### Extracted records:
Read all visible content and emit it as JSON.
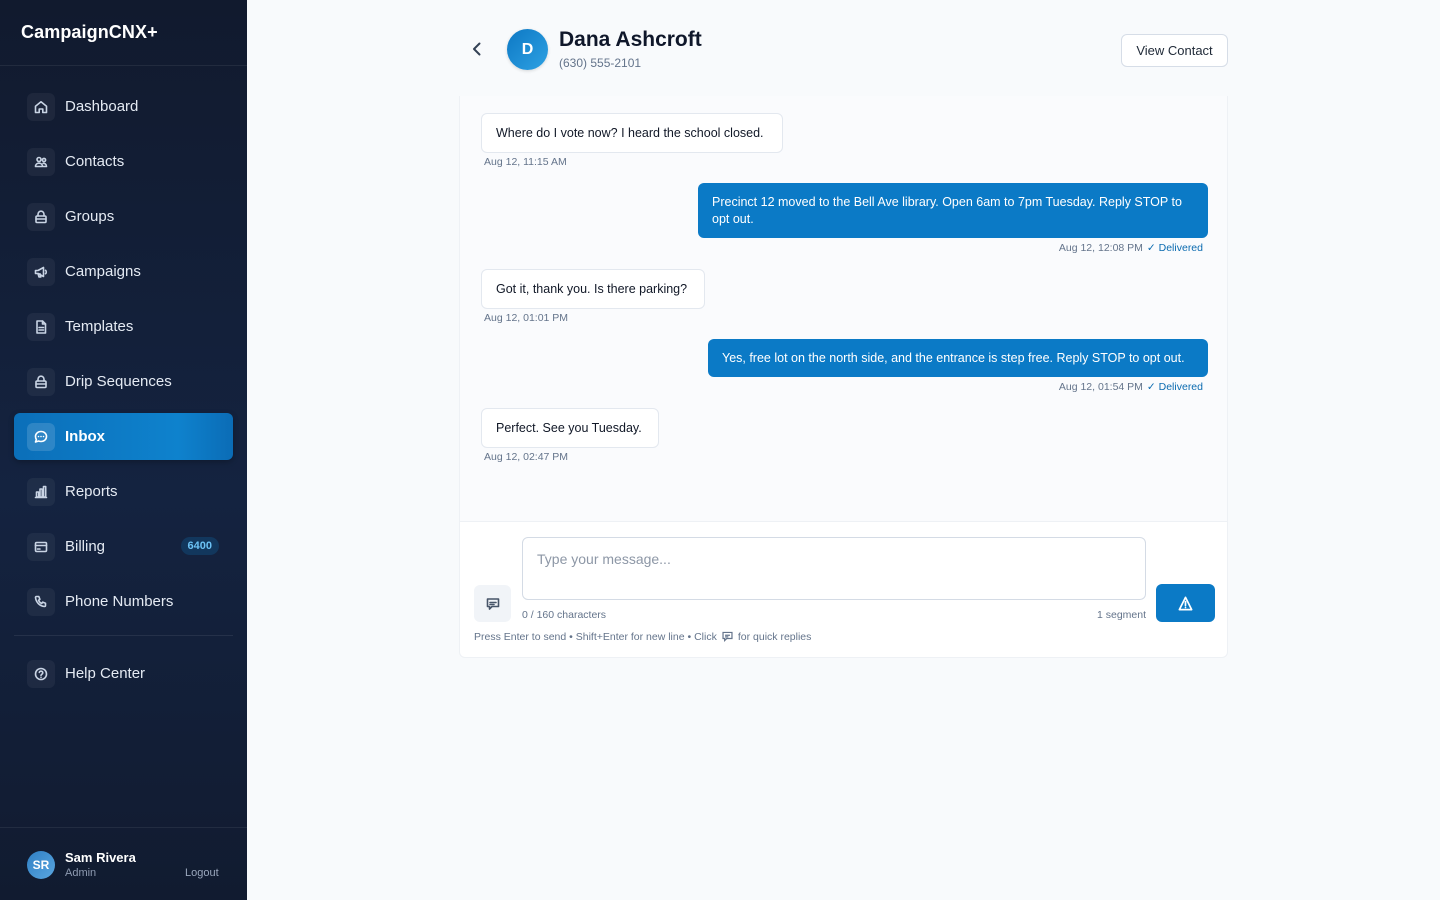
{
  "app": {
    "brand": "CampaignCNX+"
  },
  "sidebar": {
    "items": [
      {
        "label": "Dashboard",
        "icon": "home-icon"
      },
      {
        "label": "Contacts",
        "icon": "users-icon"
      },
      {
        "label": "Groups",
        "icon": "lock-icon"
      },
      {
        "label": "Campaigns",
        "icon": "megaphone-icon"
      },
      {
        "label": "Templates",
        "icon": "document-icon"
      },
      {
        "label": "Drip Sequences",
        "icon": "lock-icon"
      },
      {
        "label": "Inbox",
        "icon": "chat-icon",
        "active": true
      },
      {
        "label": "Reports",
        "icon": "bar-chart-icon"
      },
      {
        "label": "Billing",
        "icon": "card-icon",
        "badge": "6400"
      },
      {
        "label": "Phone Numbers",
        "icon": "phone-icon"
      }
    ],
    "help": {
      "label": "Help Center",
      "icon": "help-icon"
    },
    "user": {
      "initials": "SR",
      "name": "Sam Rivera",
      "role": "Admin",
      "logout": "Logout"
    }
  },
  "conversation": {
    "contact": {
      "initial": "D",
      "name": "Dana Ashcroft",
      "phone": "(630) 555-2101"
    },
    "view_contact_label": "View Contact",
    "messages": [
      {
        "direction": "in",
        "text": "Where do I vote now? I heard the school closed.",
        "time": "Aug 12, 11:15 AM"
      },
      {
        "direction": "out",
        "text": "Precinct 12 moved to the Bell Ave library. Open 6am to 7pm Tuesday. Reply STOP to opt out.",
        "time": "Aug 12, 12:08 PM",
        "status": "✓ Delivered"
      },
      {
        "direction": "in",
        "text": "Got it, thank you. Is there parking?",
        "time": "Aug 12, 01:01 PM"
      },
      {
        "direction": "out",
        "text": "Yes, free lot on the north side, and the entrance is step free. Reply STOP to opt out.",
        "time": "Aug 12, 01:54 PM",
        "status": "✓ Delivered"
      },
      {
        "direction": "in",
        "text": "Perfect. See you Tuesday.",
        "time": "Aug 12, 02:47 PM"
      }
    ]
  },
  "composer": {
    "placeholder": "Type your message...",
    "char_count": "0 / 160 characters",
    "segment": "1 segment",
    "hint_before": "Press Enter to send • Shift+Enter for new line • Click",
    "hint_after": "for quick replies"
  },
  "colors": {
    "accent": "#0b7ac6",
    "sidebar_bg": "#111a2e",
    "delivered": "#0b6bb0"
  }
}
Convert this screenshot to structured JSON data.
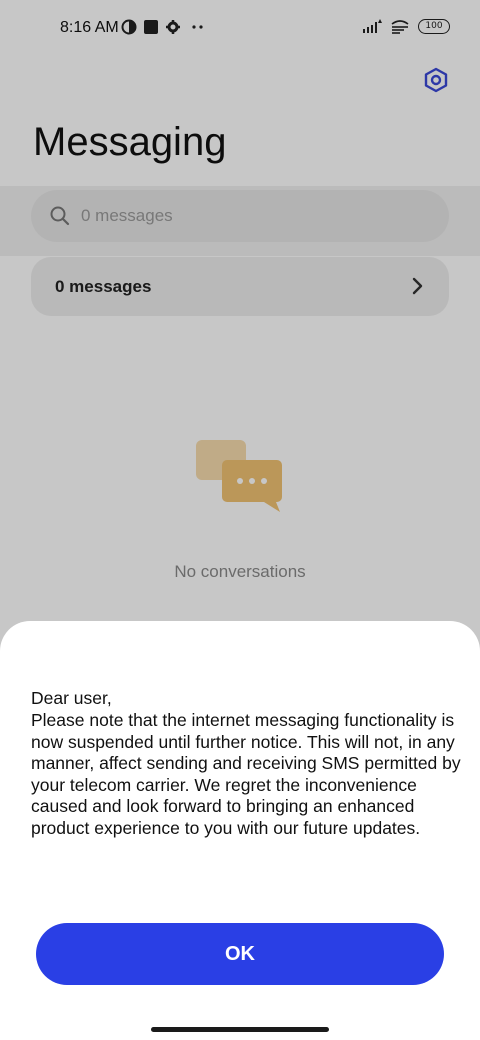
{
  "status_bar": {
    "time": "8:16 AM",
    "battery": "100"
  },
  "header": {
    "title": "Messaging",
    "settings_icon": "settings-hex-icon"
  },
  "search": {
    "placeholder": "0 messages"
  },
  "summary": {
    "label": "0 messages"
  },
  "empty_state": {
    "text": "No conversations"
  },
  "dialog": {
    "greeting": "Dear user,",
    "body": "Please note that the internet messaging functionality is now suspended until further notice. This will not, in any manner, affect sending and receiving SMS permitted by your telecom carrier. We regret the inconvenience caused and look forward to bringing an enhanced product experience to you with our future updates.",
    "ok_label": "OK"
  },
  "colors": {
    "accent": "#2a3fe5",
    "settings_icon": "#3a48d6",
    "illustration": "#f0c272"
  }
}
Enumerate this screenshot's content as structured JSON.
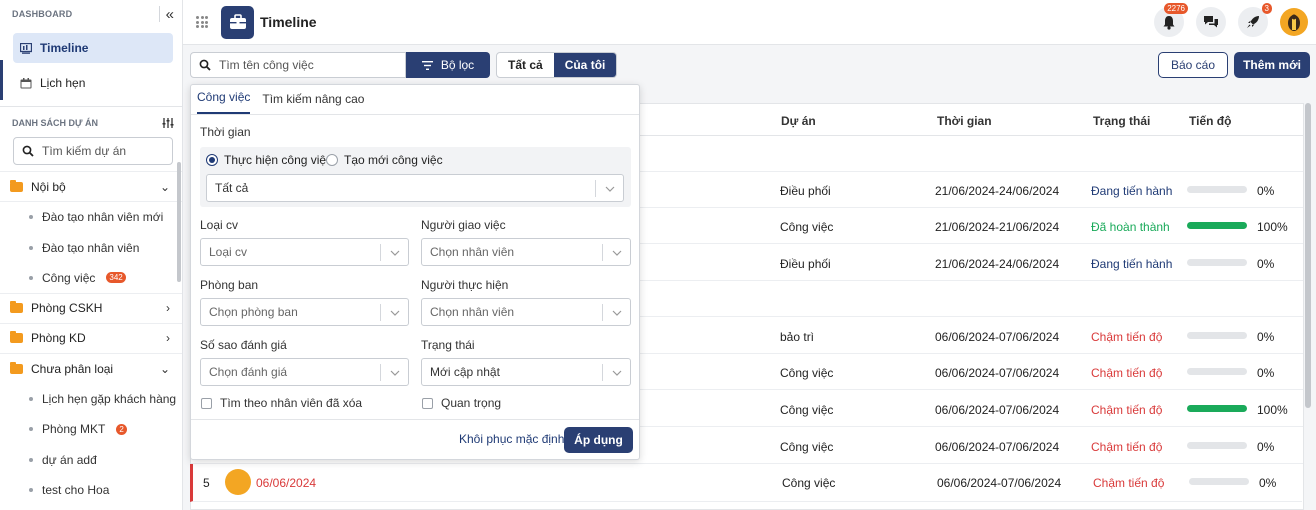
{
  "sidebar": {
    "dashboard_label": "DASHBOARD",
    "nav": [
      {
        "label": "Timeline",
        "icon": "timeline-icon",
        "active": true
      },
      {
        "label": "Lịch hẹn",
        "icon": "calendar-icon",
        "active": false
      }
    ],
    "projects_title": "DANH SÁCH DỰ ÁN",
    "search_placeholder": "Tìm kiếm dự án",
    "groups": [
      {
        "label": "Nội bộ",
        "expanded": true,
        "children": [
          {
            "label": "Đào tạo nhân viên mới"
          },
          {
            "label": "Đào tạo nhân viên"
          },
          {
            "label": "Công việc",
            "badge": "342"
          }
        ]
      },
      {
        "label": "Phòng CSKH",
        "expanded": false
      },
      {
        "label": "Phòng KD",
        "expanded": false
      },
      {
        "label": "Chưa phân loại",
        "expanded": true,
        "children": [
          {
            "label": "Lịch hẹn gặp khách hàng"
          },
          {
            "label": "Phòng MKT",
            "badge": "2"
          },
          {
            "label": "dự án adđ"
          },
          {
            "label": "test cho Hoa"
          }
        ]
      }
    ]
  },
  "header": {
    "title": "Timeline",
    "notifications_badge": "2276",
    "rocket_badge": "3"
  },
  "toolbar": {
    "search_placeholder": "Tìm tên công việc",
    "filter_label": "Bộ lọc",
    "seg_all": "Tất cả",
    "seg_mine": "Của tôi",
    "report_label": "Báo cáo",
    "add_label": "Thêm mới"
  },
  "table": {
    "columns": {
      "project": "Dự án",
      "time": "Thời gian",
      "status": "Trạng thái",
      "progress": "Tiến độ"
    },
    "rows": [
      {
        "project": "Điều phối",
        "time": "21/06/2024-24/06/2024",
        "status": "Đang tiến hành",
        "status_type": "blue",
        "progress": 0,
        "progress_label": "0%"
      },
      {
        "project": "Công việc",
        "time": "21/06/2024-21/06/2024",
        "status": "Đã hoàn thành",
        "status_type": "green",
        "progress": 100,
        "progress_label": "100%"
      },
      {
        "project": "Điều phối",
        "time": "21/06/2024-24/06/2024",
        "status": "Đang tiến hành",
        "status_type": "blue",
        "progress": 0,
        "progress_label": "0%"
      },
      {
        "project": "bảo trì",
        "time": "06/06/2024-07/06/2024",
        "status": "Chậm tiến độ",
        "status_type": "red",
        "progress": 0,
        "progress_label": "0%"
      },
      {
        "project": "Công việc",
        "time": "06/06/2024-07/06/2024",
        "status": "Chậm tiến độ",
        "status_type": "red",
        "progress": 0,
        "progress_label": "0%"
      },
      {
        "project": "Công việc",
        "time": "06/06/2024-07/06/2024",
        "status": "Chậm tiến độ",
        "status_type": "red",
        "progress": 100,
        "progress_label": "100%"
      },
      {
        "project": "Công việc",
        "time": "06/06/2024-07/06/2024",
        "status": "Chậm tiến độ",
        "status_type": "red",
        "progress": 0,
        "progress_label": "0%"
      },
      {
        "index": "5",
        "date": "06/06/2024",
        "project": "Công việc",
        "time": "06/06/2024-07/06/2024",
        "status": "Chậm tiến độ",
        "status_type": "red",
        "progress": 0,
        "progress_label": "0%"
      }
    ]
  },
  "filter_panel": {
    "tab_tasks": "Công việc",
    "tab_advanced": "Tìm kiếm nâng cao",
    "time_label": "Thời gian",
    "radio_exec": "Thực hiện công việc",
    "radio_new": "Tạo mới công việc",
    "time_value": "Tất cả",
    "type_label": "Loại cv",
    "type_placeholder": "Loại cv",
    "assigner_label": "Người giao việc",
    "assigner_placeholder": "Chọn nhân viên",
    "dept_label": "Phòng ban",
    "dept_placeholder": "Chọn phòng ban",
    "executor_label": "Người thực hiện",
    "executor_placeholder": "Chọn nhân viên",
    "rating_label": "Số sao đánh giá",
    "rating_placeholder": "Chọn đánh giá",
    "status_label": "Trạng thái",
    "status_value": "Mới cập nhật",
    "chk_deleted": "Tìm theo nhân viên đã xóa",
    "chk_important": "Quan trọng",
    "reset_label": "Khôi phục mặc định",
    "apply_label": "Áp dụng"
  },
  "colors": {
    "primary": "#2a3f73",
    "accent": "#e7582b",
    "success": "#1aaa5a",
    "danger": "#d93a3a"
  }
}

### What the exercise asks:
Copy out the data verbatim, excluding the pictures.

### Written answer:
Read all visible content and emit it as JSON.
{
  "app": {
    "brand": "CampaignCNX+"
  },
  "sidebar": {
    "items": [
      {
        "label": "Dashboard",
        "icon": "home-icon"
      },
      {
        "label": "Contacts",
        "icon": "users-icon"
      },
      {
        "label": "Groups",
        "icon": "lock-icon"
      },
      {
        "label": "Campaigns",
        "icon": "megaphone-icon"
      },
      {
        "label": "Templates",
        "icon": "document-icon"
      },
      {
        "label": "Drip Sequences",
        "icon": "lock-icon"
      },
      {
        "label": "Inbox",
        "icon": "chat-icon",
        "active": true
      },
      {
        "label": "Reports",
        "icon": "bar-chart-icon"
      },
      {
        "label": "Billing",
        "icon": "card-icon",
        "badge": "6400"
      },
      {
        "label": "Phone Numbers",
        "icon": "phone-icon"
      }
    ],
    "help": {
      "label": "Help Center",
      "icon": "help-icon"
    },
    "user": {
      "initials": "SR",
      "name": "Sam Rivera",
      "role": "Admin",
      "logout": "Logout"
    }
  },
  "conversation": {
    "contact": {
      "initial": "D",
      "name": "Dana Ashcroft",
      "phone": "(630) 555-2101"
    },
    "view_contact_label": "View Contact",
    "messages": [
      {
        "direction": "in",
        "text": "Where do I vote now? I heard the school closed.",
        "time": "Aug 12, 11:15 AM"
      },
      {
        "direction": "out",
        "text": "Precinct 12 moved to the Bell Ave library. Open 6am to 7pm Tuesday. Reply STOP to opt out.",
        "time": "Aug 12, 12:08 PM",
        "status": "✓ Delivered"
      },
      {
        "direction": "in",
        "text": "Got it, thank you. Is there parking?",
        "time": "Aug 12, 01:01 PM"
      },
      {
        "direction": "out",
        "text": "Yes, free lot on the north side, and the entrance is step free. Reply STOP to opt out.",
        "time": "Aug 12, 01:54 PM",
        "status": "✓ Delivered"
      },
      {
        "direction": "in",
        "text": "Perfect. See you Tuesday.",
        "time": "Aug 12, 02:47 PM"
      }
    ]
  },
  "composer": {
    "placeholder": "Type your message...",
    "char_count": "0 / 160 characters",
    "segment": "1 segment",
    "hint_before": "Press Enter to send • Shift+Enter for new line • Click",
    "hint_after": "for quick replies"
  },
  "colors": {
    "accent": "#0b7ac6",
    "sidebar_bg": "#111a2e",
    "delivered": "#0b6bb0"
  }
}
Convert this screenshot to structured JSON data.
{
  "status_bar": {
    "time": "8:16 AM",
    "battery": "100"
  },
  "header": {
    "title": "Messaging",
    "settings_icon": "settings-hex-icon"
  },
  "search": {
    "placeholder": "0 messages"
  },
  "summary": {
    "label": "0 messages"
  },
  "empty_state": {
    "text": "No conversations"
  },
  "dialog": {
    "greeting": "Dear user,",
    "body": "Please note that the internet messaging functionality is now suspended until further notice. This will not, in any manner, affect sending and receiving SMS permitted by your telecom carrier. We regret the inconvenience caused and look forward to bringing an enhanced product experience to you with our future updates.",
    "ok_label": "OK"
  },
  "colors": {
    "accent": "#2a3fe5",
    "settings_icon": "#3a48d6",
    "illustration": "#f0c272"
  }
}
Enumerate this screenshot's content as structured JSON.
{
  "sidebar": {
    "dashboard_label": "DASHBOARD",
    "nav": [
      {
        "label": "Timeline",
        "icon": "timeline-icon",
        "active": true
      },
      {
        "label": "Lịch hẹn",
        "icon": "calendar-icon",
        "active": false
      }
    ],
    "projects_title": "DANH SÁCH DỰ ÁN",
    "search_placeholder": "Tìm kiếm dự án",
    "groups": [
      {
        "label": "Nội bộ",
        "expanded": true,
        "children": [
          {
            "label": "Đào tạo nhân viên mới"
          },
          {
            "label": "Đào tạo nhân viên"
          },
          {
            "label": "Công việc",
            "badge": "342"
          }
        ]
      },
      {
        "label": "Phòng CSKH",
        "expanded": false
      },
      {
        "label": "Phòng KD",
        "expanded": false
      },
      {
        "label": "Chưa phân loại",
        "expanded": true,
        "children": [
          {
            "label": "Lịch hẹn gặp khách hàng"
          },
          {
            "label": "Phòng MKT",
            "badge": "2"
          },
          {
            "label": "dự án adđ"
          },
          {
            "label": "test cho Hoa"
          }
        ]
      }
    ]
  },
  "header": {
    "title": "Timeline",
    "notifications_badge": "2276",
    "rocket_badge": "3"
  },
  "toolbar": {
    "search_placeholder": "Tìm tên công việc",
    "filter_label": "Bộ lọc",
    "seg_all": "Tất cả",
    "seg_mine": "Của tôi",
    "report_label": "Báo cáo",
    "add_label": "Thêm mới"
  },
  "table": {
    "columns": {
      "project": "Dự án",
      "time": "Thời gian",
      "status": "Trạng thái",
      "progress": "Tiến độ"
    },
    "rows": [
      {
        "project": "Điều phối",
        "time": "21/06/2024-24/06/2024",
        "status": "Đang tiến hành",
        "status_type": "blue",
        "progress": 0,
        "progress_label": "0%"
      },
      {
        "project": "Công việc",
        "time": "21/06/2024-21/06/2024",
        "status": "Đã hoàn thành",
        "status_type": "green",
        "progress": 100,
        "progress_label": "100%"
      },
      {
        "project": "Điều phối",
        "time": "21/06/2024-24/06/2024",
        "status": "Đang tiến hành",
        "status_type": "blue",
        "progress": 0,
        "progress_label": "0%"
      },
      {
        "project": "bảo trì",
        "time": "06/06/2024-07/06/2024",
        "status": "Chậm tiến độ",
        "status_type": "red",
        "progress": 0,
        "progress_label": "0%"
      },
      {
        "project": "Công việc",
        "time": "06/06/2024-07/06/2024",
        "status": "Chậm tiến độ",
        "status_type": "red",
        "progress": 0,
        "progress_label": "0%"
      },
      {
        "project": "Công việc",
        "time": "06/06/2024-07/06/2024",
        "status": "Chậm tiến độ",
        "status_type": "red",
        "progress": 100,
        "progress_label": "100%"
      },
      {
        "project": "Công việc",
        "time": "06/06/2024-07/06/2024",
        "status": "Chậm tiến độ",
        "status_type": "red",
        "progress": 0,
        "progress_label": "0%"
      },
      {
        "index": "5",
        "date": "06/06/2024",
        "project": "Công việc",
        "time": "06/06/2024-07/06/2024",
        "status": "Chậm tiến độ",
        "status_type": "red",
        "progress": 0,
        "progress_label": "0%"
      }
    ]
  },
  "filter_panel": {
    "tab_tasks": "Công việc",
    "tab_advanced": "Tìm kiếm nâng cao",
    "time_label": "Thời gian",
    "radio_exec": "Thực hiện công việc",
    "radio_new": "Tạo mới công việc",
    "time_value": "Tất cả",
    "type_label": "Loại cv",
    "type_placeholder": "Loại cv",
    "assigner_label": "Người giao việc",
    "assigner_placeholder": "Chọn nhân viên",
    "dept_label": "Phòng ban",
    "dept_placeholder": "Chọn phòng ban",
    "executor_label": "Người thực hiện",
    "executor_placeholder": "Chọn nhân viên",
    "rating_label": "Số sao đánh giá",
    "rating_placeholder": "Chọn đánh giá",
    "status_label": "Trạng thái",
    "status_value": "Mới cập nhật",
    "chk_deleted": "Tìm theo nhân viên đã xóa",
    "chk_important": "Quan trọng",
    "reset_label": "Khôi phục mặc định",
    "apply_label": "Áp dụng"
  },
  "colors": {
    "primary": "#2a3f73",
    "accent": "#e7582b",
    "success": "#1aaa5a",
    "danger": "#d93a3a"
  }
}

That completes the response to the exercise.